About this task: Extract each line from the entries below that has the string "High" in it.

*** Opening Records provided ***

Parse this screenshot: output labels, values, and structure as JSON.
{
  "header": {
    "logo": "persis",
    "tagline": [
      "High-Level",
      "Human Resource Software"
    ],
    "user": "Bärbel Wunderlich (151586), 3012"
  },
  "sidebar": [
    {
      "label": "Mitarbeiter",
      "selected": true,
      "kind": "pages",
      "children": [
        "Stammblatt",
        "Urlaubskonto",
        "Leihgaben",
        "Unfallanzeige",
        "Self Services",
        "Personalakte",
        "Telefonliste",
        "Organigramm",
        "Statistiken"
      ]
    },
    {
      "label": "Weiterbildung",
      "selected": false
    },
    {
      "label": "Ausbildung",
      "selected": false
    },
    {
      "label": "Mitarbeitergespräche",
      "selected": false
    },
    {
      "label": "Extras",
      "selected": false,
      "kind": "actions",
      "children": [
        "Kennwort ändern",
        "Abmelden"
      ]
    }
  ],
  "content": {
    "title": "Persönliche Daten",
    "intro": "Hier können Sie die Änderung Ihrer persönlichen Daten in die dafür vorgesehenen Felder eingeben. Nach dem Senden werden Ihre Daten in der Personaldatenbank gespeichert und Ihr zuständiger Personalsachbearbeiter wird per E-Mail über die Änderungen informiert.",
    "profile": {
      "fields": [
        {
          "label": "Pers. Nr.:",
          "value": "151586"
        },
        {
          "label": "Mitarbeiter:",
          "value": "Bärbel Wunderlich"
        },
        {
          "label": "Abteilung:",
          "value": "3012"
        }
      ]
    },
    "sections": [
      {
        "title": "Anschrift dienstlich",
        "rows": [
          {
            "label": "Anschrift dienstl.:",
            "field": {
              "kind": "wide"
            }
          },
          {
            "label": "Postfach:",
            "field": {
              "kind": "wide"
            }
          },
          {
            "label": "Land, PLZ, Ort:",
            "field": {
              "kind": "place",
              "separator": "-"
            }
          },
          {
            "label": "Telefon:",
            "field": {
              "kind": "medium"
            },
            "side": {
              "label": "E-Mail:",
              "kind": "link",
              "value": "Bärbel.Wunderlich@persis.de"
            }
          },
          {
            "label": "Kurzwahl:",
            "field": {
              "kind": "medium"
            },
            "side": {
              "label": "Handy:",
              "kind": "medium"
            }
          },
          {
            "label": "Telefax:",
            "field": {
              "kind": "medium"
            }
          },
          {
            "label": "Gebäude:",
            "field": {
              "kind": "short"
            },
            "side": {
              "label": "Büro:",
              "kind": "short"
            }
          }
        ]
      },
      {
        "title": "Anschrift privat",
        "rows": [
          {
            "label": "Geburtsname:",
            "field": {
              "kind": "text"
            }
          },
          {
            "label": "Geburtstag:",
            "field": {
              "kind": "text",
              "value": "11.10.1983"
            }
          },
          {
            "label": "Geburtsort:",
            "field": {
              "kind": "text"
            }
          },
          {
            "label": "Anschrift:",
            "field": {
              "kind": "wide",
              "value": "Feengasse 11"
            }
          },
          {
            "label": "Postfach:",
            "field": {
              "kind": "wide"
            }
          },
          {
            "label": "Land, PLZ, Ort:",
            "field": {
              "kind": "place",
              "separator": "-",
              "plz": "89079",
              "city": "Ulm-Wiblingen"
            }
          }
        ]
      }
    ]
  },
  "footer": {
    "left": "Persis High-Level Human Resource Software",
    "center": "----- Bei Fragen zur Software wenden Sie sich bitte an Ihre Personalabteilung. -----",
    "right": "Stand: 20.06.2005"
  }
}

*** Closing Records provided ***

Answer to this problem:
      "High-Level",
    "left": "Persis High-Level Human Resource Software",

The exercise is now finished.